  • Mix together one Tablespoon unflavored gelatin (or agar agar) and three Tablespoons warm water per egg
  • Use 1/4 cup yogurt per egg

If eggs are being used as a binder (to hold meatloaf or burgers together, to hold the breading on foods that are too be fried, or to firm up cookies or pancakes) ...

  • Mix together one heaping Tablespoon of soy flour and 2 Tablespoons water per egg
  • Use one heaping Tablespoon of flax seed and 3 Tablespoons cold water per egg in sweet recipes. Wait for the mixture to gel before you use it. It'll add a slightly nutty flavor to the finished recipe.

​If eggs are being used to add moisture (in cakes, muffins, etc.)...

  • Use 1/4 cup of pureed fruit (applesauce, banana, pumpkin) per egg for sweet recipes. This will alter the flavor of the recipe a bit, so pick the fruit that best suits the recipe. Since fruit is denser than egg, consider adding an extra 1/2 teaspoon baking soda to compensate. Also, know that you may need to increase the bake time a bit.
  • Use 1/4 cup of mashed potatoes per egg for savory recipes
  • Use 1/4 cup yogurt in sweet or savory recipes

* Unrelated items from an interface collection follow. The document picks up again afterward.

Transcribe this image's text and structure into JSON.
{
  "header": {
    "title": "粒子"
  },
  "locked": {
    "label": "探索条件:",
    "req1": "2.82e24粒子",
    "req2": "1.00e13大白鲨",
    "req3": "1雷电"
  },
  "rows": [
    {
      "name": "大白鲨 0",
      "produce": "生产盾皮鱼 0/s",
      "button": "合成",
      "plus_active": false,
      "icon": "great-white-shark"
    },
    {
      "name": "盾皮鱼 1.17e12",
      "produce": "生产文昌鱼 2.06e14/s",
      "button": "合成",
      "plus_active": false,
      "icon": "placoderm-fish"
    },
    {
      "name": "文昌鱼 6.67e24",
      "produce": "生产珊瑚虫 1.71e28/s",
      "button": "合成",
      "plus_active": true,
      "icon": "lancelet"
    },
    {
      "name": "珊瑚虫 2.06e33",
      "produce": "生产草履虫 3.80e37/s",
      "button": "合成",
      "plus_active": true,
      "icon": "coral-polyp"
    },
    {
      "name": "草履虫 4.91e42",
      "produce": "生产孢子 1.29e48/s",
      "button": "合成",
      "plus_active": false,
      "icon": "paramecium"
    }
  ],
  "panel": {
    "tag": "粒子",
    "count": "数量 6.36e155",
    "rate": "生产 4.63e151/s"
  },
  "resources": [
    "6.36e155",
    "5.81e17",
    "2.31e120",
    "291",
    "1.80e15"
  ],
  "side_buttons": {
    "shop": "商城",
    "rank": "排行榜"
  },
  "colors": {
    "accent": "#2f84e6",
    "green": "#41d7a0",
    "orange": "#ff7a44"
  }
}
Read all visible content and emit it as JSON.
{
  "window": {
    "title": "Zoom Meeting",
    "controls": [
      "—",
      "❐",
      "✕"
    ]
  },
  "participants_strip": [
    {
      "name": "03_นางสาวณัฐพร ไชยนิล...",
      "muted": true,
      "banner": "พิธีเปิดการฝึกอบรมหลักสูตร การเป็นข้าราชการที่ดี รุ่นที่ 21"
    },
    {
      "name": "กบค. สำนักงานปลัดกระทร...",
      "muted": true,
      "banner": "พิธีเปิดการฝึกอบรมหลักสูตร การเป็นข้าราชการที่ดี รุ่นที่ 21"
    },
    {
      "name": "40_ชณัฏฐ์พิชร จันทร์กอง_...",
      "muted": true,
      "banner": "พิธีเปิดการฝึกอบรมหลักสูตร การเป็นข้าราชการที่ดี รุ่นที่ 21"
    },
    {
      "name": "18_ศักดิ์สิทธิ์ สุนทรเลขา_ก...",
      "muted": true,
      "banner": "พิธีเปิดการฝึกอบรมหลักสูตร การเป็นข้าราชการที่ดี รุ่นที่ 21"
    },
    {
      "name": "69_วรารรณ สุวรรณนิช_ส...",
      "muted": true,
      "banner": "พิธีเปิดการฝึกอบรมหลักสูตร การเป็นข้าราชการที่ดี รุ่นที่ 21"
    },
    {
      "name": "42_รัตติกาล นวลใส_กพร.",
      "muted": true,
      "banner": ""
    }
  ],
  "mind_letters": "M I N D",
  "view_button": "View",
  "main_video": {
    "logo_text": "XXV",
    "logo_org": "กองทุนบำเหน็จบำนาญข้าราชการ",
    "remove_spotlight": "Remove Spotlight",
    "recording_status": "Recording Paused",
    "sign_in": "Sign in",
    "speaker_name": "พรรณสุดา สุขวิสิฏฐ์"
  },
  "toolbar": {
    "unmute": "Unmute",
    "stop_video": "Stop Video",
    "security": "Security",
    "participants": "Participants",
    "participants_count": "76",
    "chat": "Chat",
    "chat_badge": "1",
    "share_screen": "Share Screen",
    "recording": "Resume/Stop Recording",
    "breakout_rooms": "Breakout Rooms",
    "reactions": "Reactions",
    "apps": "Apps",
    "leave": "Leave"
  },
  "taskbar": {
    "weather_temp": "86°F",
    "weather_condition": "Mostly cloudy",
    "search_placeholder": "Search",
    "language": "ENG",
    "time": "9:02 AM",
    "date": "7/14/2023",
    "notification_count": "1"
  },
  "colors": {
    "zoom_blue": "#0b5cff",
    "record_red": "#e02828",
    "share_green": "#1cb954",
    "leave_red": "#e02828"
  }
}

If eggs are being used for their texture (in quiche, custard, mayo or egg salad) ...

  • Use 1/4 cup soft or silken tofu. Mash or whip it to the desired consistency.

Other Things to Consider

  • Sometimes eggs serve more than one function in a recipe, acting as both a leavening agent and a source of moisture, for example. If that's true for the recipe that you're working on, try to pick a substitute that can pull double duty
  • Egg substitutes work best in recipes calling for three or fewer eggs